Citation: Chen Y, Xie Y, Jiang Y, Luo Q, Shi L, Zeng S, Zhuang J and Lyu G (2021) The Genetic Etiology Diagnosis of Fetal Growth Restriction Using Single-Nucleotide Polymorphism-Based Chromosomal Microarray Analysis. Front.

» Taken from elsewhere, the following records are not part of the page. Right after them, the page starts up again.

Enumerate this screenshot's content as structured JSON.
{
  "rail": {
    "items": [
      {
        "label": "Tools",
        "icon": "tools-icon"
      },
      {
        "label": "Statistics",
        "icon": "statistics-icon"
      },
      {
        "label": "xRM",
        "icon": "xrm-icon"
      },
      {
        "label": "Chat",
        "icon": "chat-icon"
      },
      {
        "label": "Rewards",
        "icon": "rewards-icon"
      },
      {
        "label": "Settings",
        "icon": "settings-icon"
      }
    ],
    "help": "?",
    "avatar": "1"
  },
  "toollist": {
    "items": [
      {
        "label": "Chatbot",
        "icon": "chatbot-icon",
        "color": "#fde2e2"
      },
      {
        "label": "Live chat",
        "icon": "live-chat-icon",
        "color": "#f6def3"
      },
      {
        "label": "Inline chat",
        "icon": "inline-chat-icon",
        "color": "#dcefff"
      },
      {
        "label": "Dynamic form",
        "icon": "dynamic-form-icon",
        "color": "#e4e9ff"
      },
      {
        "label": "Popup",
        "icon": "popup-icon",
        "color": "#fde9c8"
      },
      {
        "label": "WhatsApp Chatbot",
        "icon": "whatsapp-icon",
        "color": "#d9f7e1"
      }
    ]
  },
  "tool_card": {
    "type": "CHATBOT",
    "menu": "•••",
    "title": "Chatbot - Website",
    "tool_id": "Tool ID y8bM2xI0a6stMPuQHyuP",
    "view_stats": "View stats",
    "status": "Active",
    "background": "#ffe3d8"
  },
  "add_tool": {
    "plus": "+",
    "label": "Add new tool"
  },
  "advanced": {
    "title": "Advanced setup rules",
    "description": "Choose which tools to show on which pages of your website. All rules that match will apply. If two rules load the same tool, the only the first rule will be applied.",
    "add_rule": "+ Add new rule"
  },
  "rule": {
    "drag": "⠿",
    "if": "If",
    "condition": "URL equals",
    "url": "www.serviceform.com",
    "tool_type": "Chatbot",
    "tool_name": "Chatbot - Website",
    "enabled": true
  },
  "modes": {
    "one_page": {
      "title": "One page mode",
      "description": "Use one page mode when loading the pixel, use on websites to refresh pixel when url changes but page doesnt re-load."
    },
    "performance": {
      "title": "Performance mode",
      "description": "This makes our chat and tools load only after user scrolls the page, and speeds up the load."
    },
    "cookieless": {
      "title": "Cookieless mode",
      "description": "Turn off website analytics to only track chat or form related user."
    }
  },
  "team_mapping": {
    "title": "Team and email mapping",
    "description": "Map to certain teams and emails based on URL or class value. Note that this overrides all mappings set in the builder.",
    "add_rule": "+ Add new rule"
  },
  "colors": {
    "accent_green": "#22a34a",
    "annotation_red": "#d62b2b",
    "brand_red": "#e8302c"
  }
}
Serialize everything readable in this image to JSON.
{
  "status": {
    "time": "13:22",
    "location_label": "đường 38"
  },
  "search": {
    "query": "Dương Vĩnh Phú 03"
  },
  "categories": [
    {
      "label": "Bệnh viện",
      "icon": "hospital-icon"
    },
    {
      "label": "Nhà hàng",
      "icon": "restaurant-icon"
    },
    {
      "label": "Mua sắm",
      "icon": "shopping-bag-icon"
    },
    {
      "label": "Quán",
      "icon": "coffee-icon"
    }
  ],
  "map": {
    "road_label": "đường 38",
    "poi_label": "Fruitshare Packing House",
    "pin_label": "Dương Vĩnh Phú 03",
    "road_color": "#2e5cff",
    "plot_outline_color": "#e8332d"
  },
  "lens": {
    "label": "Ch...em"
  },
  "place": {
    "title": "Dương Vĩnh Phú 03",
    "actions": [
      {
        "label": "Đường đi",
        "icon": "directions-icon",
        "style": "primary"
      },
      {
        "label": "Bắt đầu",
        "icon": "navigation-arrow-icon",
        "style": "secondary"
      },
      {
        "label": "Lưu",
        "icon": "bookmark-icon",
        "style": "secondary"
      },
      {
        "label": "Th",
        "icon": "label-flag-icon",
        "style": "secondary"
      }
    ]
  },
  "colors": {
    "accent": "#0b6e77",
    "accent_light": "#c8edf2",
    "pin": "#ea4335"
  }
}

Pediatr. 9:743639. doi: 10.3389/fped.2021.743639

Received: 19 July 2021; Accepted: 06 September 2021;
Published: 15 October 2021.

Edited by:

Fan Jin, Zhejiang University, China

Reviewed by:

Sofia Douzgou Houge, Haukeland University Hospital, Norway
Feodora Stipoljev, University Hospital Sveti Duh, Croatia

Copyright © 2021 Chen, Xie, Jiang, Luo, Shi, Zeng, Zhuang and Lyu. This is an open-access article distributed under the terms of the Creative Commons Attribution License (CC BY). The use, distribution or reproduction in other forums is permitted, provided the original author(s) and the copyright owner(s) are credited and that the original publication in this journal is cited, in accordance with accepted academic practice. No use, distribution or reproduction is permitted which does not comply with these terms.

*Correspondence: Jianlong Zhuang, 415913261@qq.com; Guorong Lyu, lgr-feus@sina.com

These authors have contributed equally to this work and share first authorship